- **Work instruction**:
Please output the lines from the one with "Extract the structured" through the end of the data exactly as written, omitting all pictures.

Stored entries
====

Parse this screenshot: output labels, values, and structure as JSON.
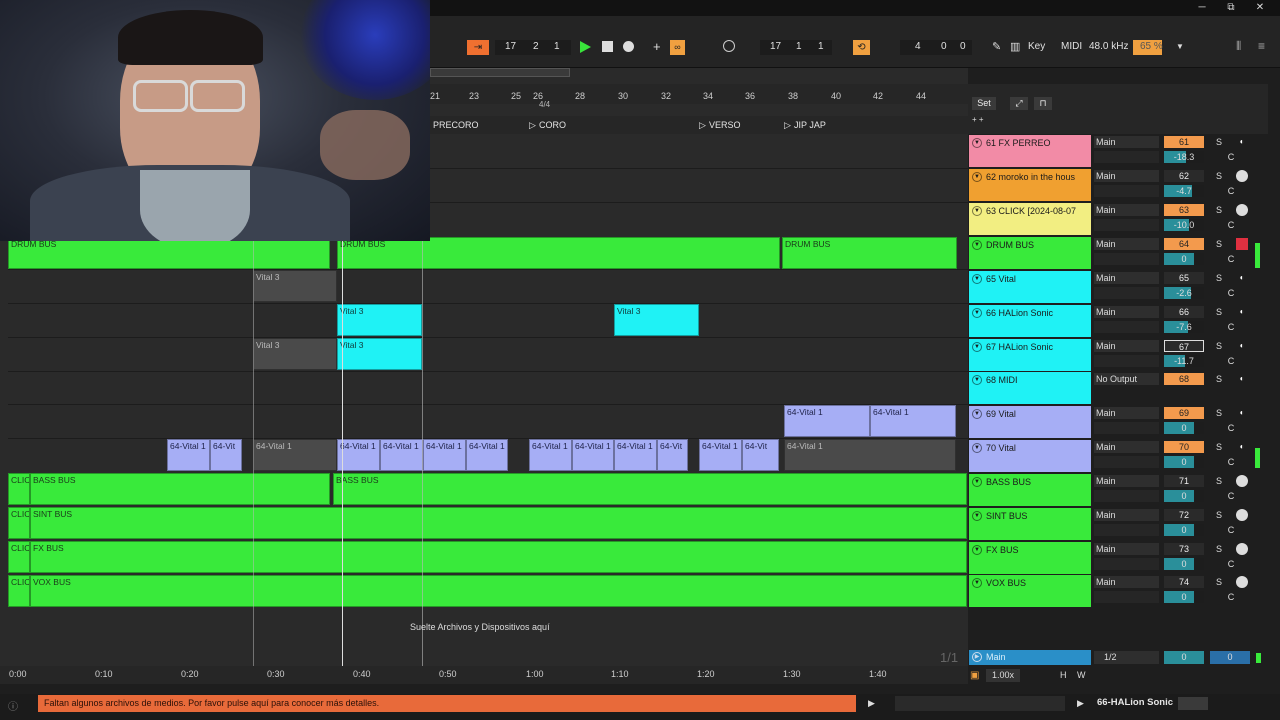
{
  "window": {
    "minimize": "─",
    "maximize": "⧉",
    "close": "✕"
  },
  "transport": {
    "position": [
      "17",
      "2",
      "1"
    ],
    "loop_start": [
      "17",
      "1",
      "1"
    ],
    "loop_length": [
      "4",
      "0",
      "0"
    ],
    "key_label": "Key",
    "midi_label": "MIDI",
    "sample_rate": "48.0 kHz",
    "cpu": "65 %"
  },
  "ruler": {
    "bars": [
      "21",
      "23",
      "25",
      "26",
      "28",
      "30",
      "32",
      "34",
      "36",
      "38",
      "40",
      "42",
      "44"
    ],
    "time_signature": "4/4",
    "locators": [
      "PRECORO",
      "CORO",
      "VERSO",
      "JIP JAP"
    ]
  },
  "mixer_header": {
    "set_label": "Set"
  },
  "tracks": [
    {
      "name": "61 FX PERREO",
      "io": "Main",
      "num": "61",
      "vol": "-18.3",
      "color": "#f28ba6",
      "solo": "S",
      "cue": "C"
    },
    {
      "name": "62 moroko in the hous",
      "io": "Main",
      "num": "62",
      "vol": "-4.7",
      "color": "#f0a030",
      "solo": "S",
      "cue": "C"
    },
    {
      "name": "63 CLICK [2024-08-07",
      "io": "Main",
      "num": "63",
      "vol": "-10.0",
      "color": "#f2ee82",
      "solo": "S",
      "cue": "C"
    },
    {
      "name": "DRUM BUS",
      "io": "Main",
      "num": "64",
      "vol": "0",
      "color": "#39ea3b",
      "solo": "S",
      "cue": "C"
    },
    {
      "name": "65 Vital",
      "io": "Main",
      "num": "65",
      "vol": "-2.6",
      "color": "#1ff2f5",
      "solo": "S",
      "cue": "C"
    },
    {
      "name": "66 HALion Sonic",
      "io": "Main",
      "num": "66",
      "vol": "-7.6",
      "color": "#1ff2f5",
      "solo": "S",
      "cue": "C"
    },
    {
      "name": "67 HALion Sonic",
      "io": "Main",
      "num": "67",
      "vol": "-11.7",
      "color": "#1ff2f5",
      "solo": "S",
      "cue": "C"
    },
    {
      "name": "68 MIDI",
      "io": "No Output",
      "num": "68",
      "vol": "",
      "color": "#1ff2f5",
      "solo": "S",
      "cue": ""
    },
    {
      "name": "69 Vital",
      "io": "Main",
      "num": "69",
      "vol": "0",
      "color": "#a6aef5",
      "solo": "S",
      "cue": "C"
    },
    {
      "name": "70 Vital",
      "io": "Main",
      "num": "70",
      "vol": "0",
      "color": "#a6aef5",
      "solo": "S",
      "cue": "C"
    },
    {
      "name": "BASS BUS",
      "io": "Main",
      "num": "71",
      "vol": "0",
      "color": "#39ea3b",
      "solo": "S",
      "cue": "C"
    },
    {
      "name": "SINT BUS",
      "io": "Main",
      "num": "72",
      "vol": "0",
      "color": "#39ea3b",
      "solo": "S",
      "cue": "C"
    },
    {
      "name": "FX BUS",
      "io": "Main",
      "num": "73",
      "vol": "0",
      "color": "#39ea3b",
      "solo": "S",
      "cue": "C"
    },
    {
      "name": "VOX BUS",
      "io": "Main",
      "num": "74",
      "vol": "0",
      "color": "#39ea3b",
      "solo": "S",
      "cue": "C"
    }
  ],
  "clips": {
    "click": "CLIC",
    "drum_bus": "DRUM BUS",
    "vital3": "Vital 3",
    "vital1": "64-Vital 1",
    "vital1_short": "64-Vit",
    "bass_bus": "BASS BUS",
    "sint_bus": "SINT BUS",
    "fx_bus": "FX BUS",
    "vox_bus": "VOX BUS"
  },
  "drop_hint": "Suelte Archivos y Dispositivos aquí",
  "page_indicator": "1/1",
  "master": {
    "name": "Main",
    "io": "1/2",
    "vol": "0",
    "pan": "0"
  },
  "timeline": [
    "0:00",
    "0:10",
    "0:20",
    "0:30",
    "0:40",
    "0:50",
    "1:00",
    "1:10",
    "1:20",
    "1:30",
    "1:40"
  ],
  "zoom": "1.00x",
  "hw": [
    "H",
    "W"
  ],
  "status": {
    "message": "Faltan algunos archivos de medios. Por favor pulse aquí para conocer más detalles.",
    "selected_track": "66-HALion Sonic"
  }
}
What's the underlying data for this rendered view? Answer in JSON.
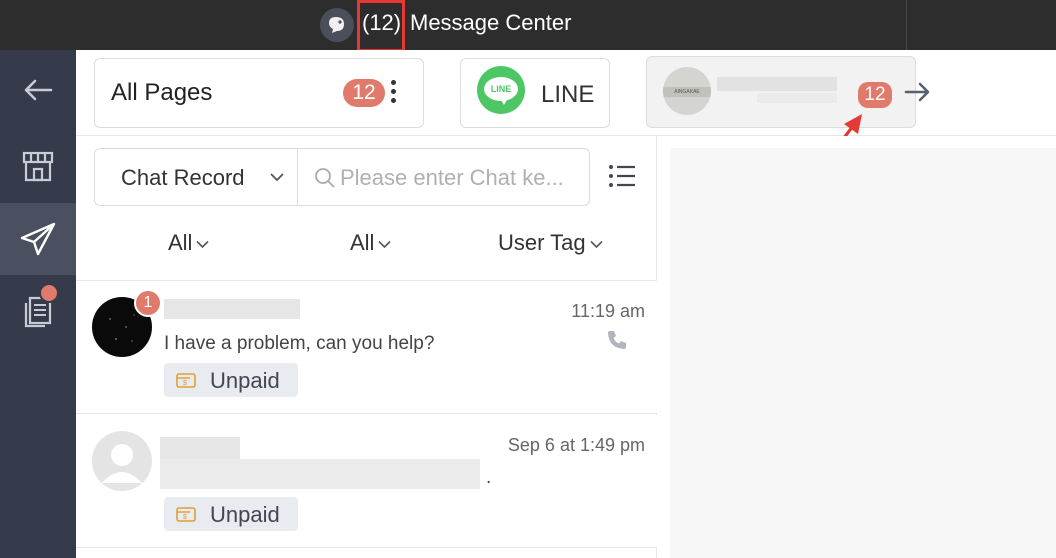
{
  "titlebar": {
    "count": "(12)",
    "title": "Message Center"
  },
  "sidebar": {
    "items": [
      {
        "name": "back-icon"
      },
      {
        "name": "store-icon"
      },
      {
        "name": "send-icon"
      },
      {
        "name": "document-icon"
      }
    ]
  },
  "pages": {
    "title": "All Pages",
    "badge": "12"
  },
  "line": {
    "logo_text": "LINE",
    "label": "LINE"
  },
  "account": {
    "avatar_text": "AINGAKAE",
    "badge": "12"
  },
  "search": {
    "select_label": "Chat Record",
    "placeholder": "Please enter Chat ke..."
  },
  "filters": [
    {
      "label": "All"
    },
    {
      "label": "All"
    },
    {
      "label": "User Tag"
    }
  ],
  "chats": [
    {
      "unread": "1",
      "time": "11:19 am",
      "message": "I have a problem, can you help?",
      "tag": "Unpaid"
    },
    {
      "time": "Sep 6 at 1:49 pm",
      "message": ".",
      "tag": "Unpaid"
    }
  ],
  "colors": {
    "badge": "#e07a6a",
    "sidebar": "#353b4a",
    "line_green": "#4cc764",
    "annotation_red": "#e53935"
  }
}
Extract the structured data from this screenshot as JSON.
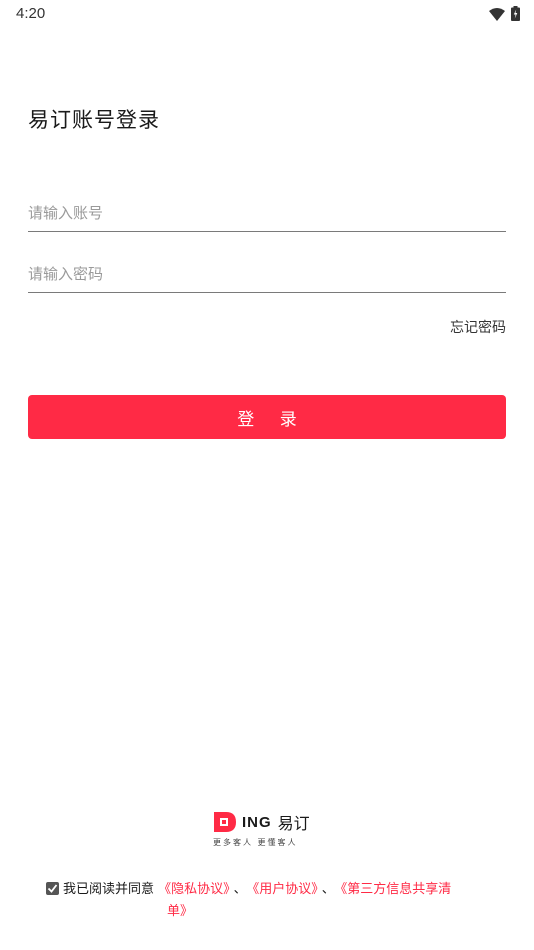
{
  "status_bar": {
    "time": "4:20"
  },
  "login": {
    "title": "易订账号登录",
    "account_placeholder": "请输入账号",
    "password_placeholder": "请输入密码",
    "forgot_label": "忘记密码",
    "login_button": "登 录"
  },
  "brand": {
    "logo_text": "ING",
    "name": "易订",
    "slogan": "更多客人 更懂客人"
  },
  "agreement": {
    "checked": true,
    "prefix": "我已阅读并同意",
    "privacy": "《隐私协议》",
    "sep1": "、",
    "user": "《用户协议》",
    "sep2": "、",
    "third_party_a": "《第三方信息共享清",
    "third_party_b": "单》"
  },
  "colors": {
    "accent": "#ff2a45"
  }
}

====

- **Exercise answer**:
Extract the structured data from this screenshot as JSON.
{
  "status_bar": {
    "time": "4:20"
  },
  "login": {
    "title": "易订账号登录",
    "account_placeholder": "请输入账号",
    "password_placeholder": "请输入密码",
    "forgot_label": "忘记密码",
    "login_button": "登 录"
  },
  "brand": {
    "logo_text": "ING",
    "name": "易订",
    "slogan": "更多客人 更懂客人"
  },
  "agreement": {
    "checked": true,
    "prefix": "我已阅读并同意",
    "privacy": "《隐私协议》",
    "sep1": "、",
    "user": "《用户协议》",
    "sep2": "、",
    "third_party_a": "《第三方信息共享清",
    "third_party_b": "单》"
  },
  "colors": {
    "accent": "#ff2a45"
  }
}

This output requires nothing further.